Start of SOURCE MATERIAL

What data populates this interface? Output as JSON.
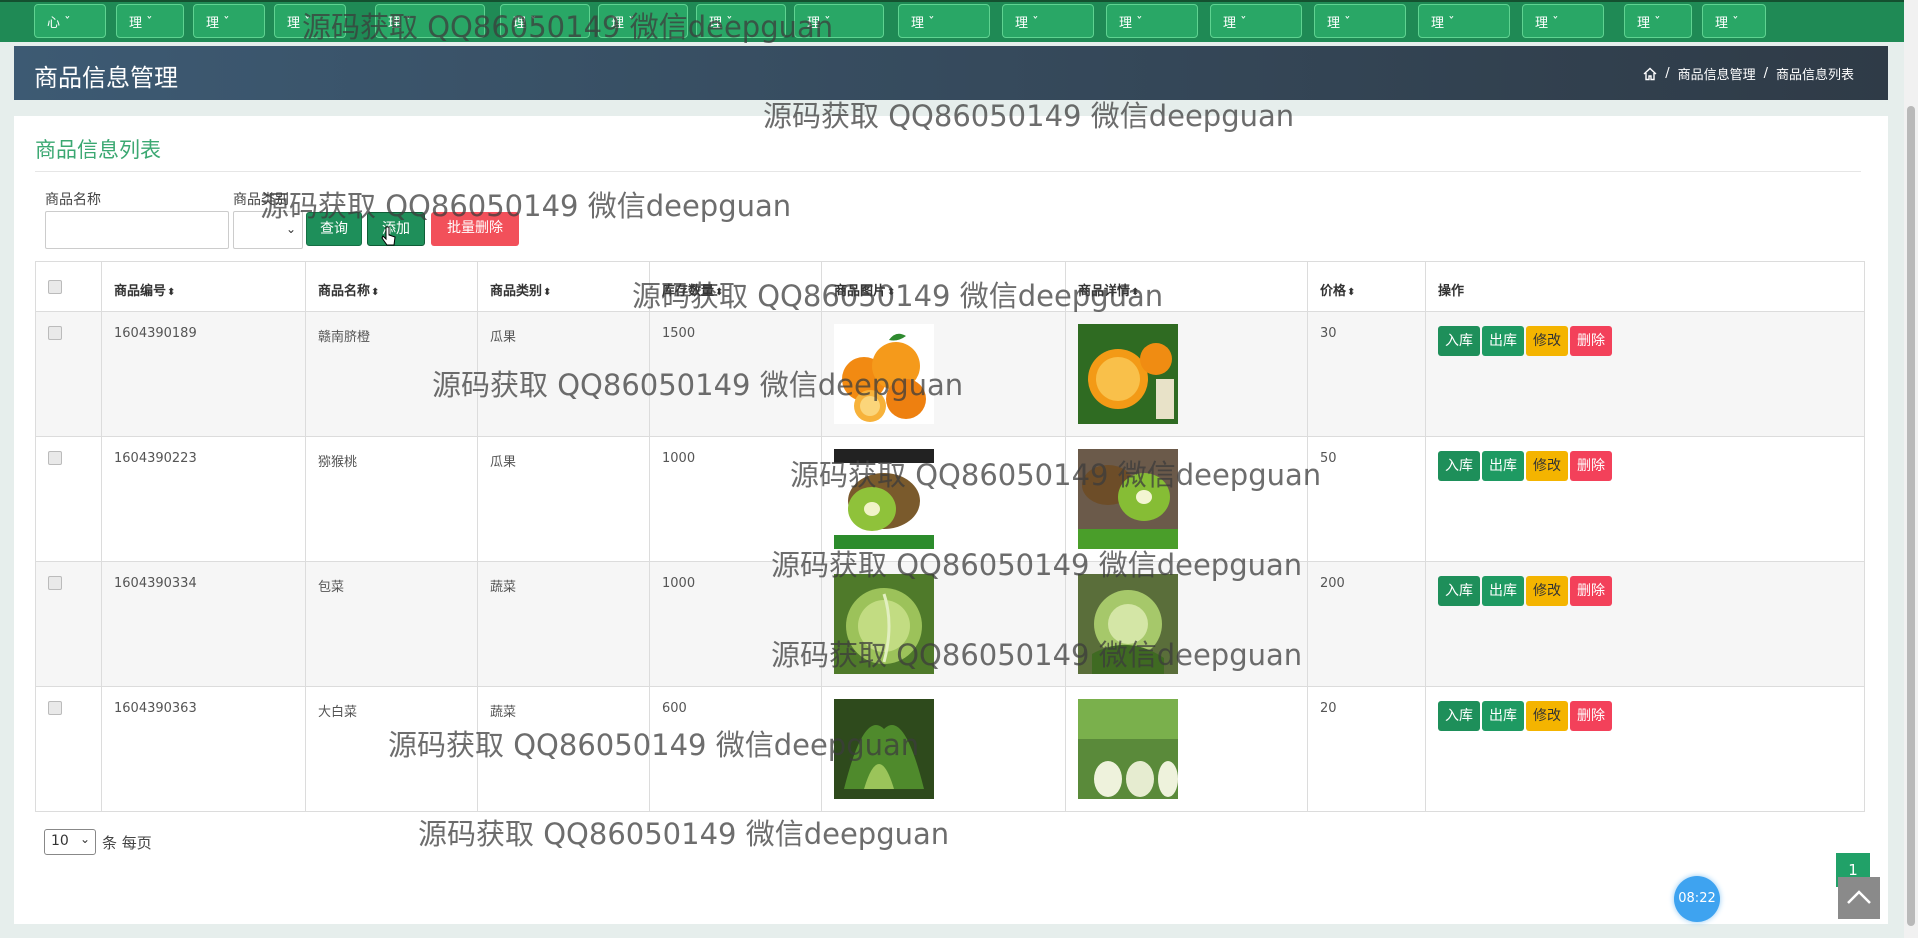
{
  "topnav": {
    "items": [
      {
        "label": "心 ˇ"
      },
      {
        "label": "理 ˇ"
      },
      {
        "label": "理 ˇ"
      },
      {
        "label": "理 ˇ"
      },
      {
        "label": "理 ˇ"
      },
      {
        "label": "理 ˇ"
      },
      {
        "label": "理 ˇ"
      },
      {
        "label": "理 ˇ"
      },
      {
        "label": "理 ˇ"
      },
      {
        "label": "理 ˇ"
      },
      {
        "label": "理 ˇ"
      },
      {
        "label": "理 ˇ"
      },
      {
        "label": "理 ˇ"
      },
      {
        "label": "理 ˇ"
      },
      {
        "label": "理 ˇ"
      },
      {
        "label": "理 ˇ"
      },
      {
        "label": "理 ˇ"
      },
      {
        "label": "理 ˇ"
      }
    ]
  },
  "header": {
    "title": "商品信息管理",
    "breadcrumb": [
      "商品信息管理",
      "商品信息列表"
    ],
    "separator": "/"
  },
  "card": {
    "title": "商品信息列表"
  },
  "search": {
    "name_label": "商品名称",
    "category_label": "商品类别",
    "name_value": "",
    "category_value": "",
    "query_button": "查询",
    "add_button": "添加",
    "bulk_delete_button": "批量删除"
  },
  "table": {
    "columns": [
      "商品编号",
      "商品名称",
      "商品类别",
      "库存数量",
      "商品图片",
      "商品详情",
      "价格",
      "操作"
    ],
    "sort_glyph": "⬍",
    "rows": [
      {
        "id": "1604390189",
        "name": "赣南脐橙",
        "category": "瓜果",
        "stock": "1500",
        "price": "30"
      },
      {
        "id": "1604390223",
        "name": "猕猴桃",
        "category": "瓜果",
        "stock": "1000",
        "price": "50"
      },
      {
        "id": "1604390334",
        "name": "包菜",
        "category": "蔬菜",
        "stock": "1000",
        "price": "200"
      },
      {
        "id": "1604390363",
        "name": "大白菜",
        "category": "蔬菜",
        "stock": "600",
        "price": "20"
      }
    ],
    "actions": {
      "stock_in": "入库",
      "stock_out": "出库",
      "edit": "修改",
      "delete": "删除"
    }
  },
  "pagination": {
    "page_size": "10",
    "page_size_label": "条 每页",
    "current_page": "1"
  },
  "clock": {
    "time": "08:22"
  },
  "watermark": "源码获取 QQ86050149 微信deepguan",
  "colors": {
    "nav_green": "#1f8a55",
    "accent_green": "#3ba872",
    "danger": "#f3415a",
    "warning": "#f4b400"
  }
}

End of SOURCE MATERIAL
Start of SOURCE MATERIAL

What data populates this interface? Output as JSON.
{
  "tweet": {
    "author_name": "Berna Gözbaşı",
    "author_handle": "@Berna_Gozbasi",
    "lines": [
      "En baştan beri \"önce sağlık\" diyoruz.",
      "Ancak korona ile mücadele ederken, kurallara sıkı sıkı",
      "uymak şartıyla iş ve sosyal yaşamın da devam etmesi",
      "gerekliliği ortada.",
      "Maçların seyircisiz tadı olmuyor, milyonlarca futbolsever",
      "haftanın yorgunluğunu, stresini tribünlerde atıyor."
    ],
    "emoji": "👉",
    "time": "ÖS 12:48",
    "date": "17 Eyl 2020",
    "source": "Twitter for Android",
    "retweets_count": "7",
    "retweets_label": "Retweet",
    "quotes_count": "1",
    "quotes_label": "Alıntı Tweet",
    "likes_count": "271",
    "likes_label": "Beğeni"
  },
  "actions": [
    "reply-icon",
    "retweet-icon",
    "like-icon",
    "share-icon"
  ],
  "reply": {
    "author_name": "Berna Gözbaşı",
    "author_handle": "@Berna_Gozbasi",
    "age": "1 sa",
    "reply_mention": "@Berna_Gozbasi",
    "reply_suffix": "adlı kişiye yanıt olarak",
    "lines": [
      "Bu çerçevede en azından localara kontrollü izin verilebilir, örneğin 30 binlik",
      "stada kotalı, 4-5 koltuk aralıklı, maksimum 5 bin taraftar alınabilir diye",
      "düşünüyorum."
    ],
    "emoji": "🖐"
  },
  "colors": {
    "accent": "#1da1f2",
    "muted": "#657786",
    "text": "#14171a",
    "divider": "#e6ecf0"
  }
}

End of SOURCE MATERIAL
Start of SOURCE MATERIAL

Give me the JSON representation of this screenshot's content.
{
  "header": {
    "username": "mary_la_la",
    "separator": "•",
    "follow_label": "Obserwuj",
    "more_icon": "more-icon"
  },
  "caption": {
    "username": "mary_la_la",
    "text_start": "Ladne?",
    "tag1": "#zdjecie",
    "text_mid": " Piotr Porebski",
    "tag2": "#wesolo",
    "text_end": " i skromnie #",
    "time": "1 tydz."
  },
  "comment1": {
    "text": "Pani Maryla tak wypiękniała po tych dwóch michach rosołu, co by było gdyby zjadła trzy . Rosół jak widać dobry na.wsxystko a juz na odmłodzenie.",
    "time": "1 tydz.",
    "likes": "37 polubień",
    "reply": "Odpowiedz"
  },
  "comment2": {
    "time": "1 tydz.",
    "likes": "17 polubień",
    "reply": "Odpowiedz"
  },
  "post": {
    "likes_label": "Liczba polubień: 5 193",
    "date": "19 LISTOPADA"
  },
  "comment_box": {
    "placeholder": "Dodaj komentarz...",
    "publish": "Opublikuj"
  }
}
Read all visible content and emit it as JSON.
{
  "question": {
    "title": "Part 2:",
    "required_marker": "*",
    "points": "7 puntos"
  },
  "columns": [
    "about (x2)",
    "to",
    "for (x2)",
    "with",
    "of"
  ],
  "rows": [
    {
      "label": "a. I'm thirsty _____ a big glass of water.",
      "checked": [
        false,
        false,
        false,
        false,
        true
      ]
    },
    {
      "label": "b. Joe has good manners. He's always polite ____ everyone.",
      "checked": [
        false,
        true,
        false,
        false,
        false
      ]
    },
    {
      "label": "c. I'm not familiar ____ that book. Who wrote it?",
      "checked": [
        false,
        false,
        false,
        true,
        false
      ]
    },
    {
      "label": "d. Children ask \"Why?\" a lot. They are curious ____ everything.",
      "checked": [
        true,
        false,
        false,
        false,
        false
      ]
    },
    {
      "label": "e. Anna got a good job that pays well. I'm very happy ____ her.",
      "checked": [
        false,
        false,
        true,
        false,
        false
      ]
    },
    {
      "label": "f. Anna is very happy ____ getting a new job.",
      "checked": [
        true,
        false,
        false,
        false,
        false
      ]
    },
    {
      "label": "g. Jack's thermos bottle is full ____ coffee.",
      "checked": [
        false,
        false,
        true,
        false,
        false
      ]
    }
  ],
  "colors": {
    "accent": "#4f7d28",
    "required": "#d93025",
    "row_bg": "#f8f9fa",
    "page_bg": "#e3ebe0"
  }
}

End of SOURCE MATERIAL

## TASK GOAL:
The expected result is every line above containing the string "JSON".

## ANSWER FOR THIS EXERCISE:
What data populates this interface? Output as JSON.
What data populates this interface? Output as JSON.
Give me the JSON representation of this screenshot's content.
Read all visible content and emit it as JSON.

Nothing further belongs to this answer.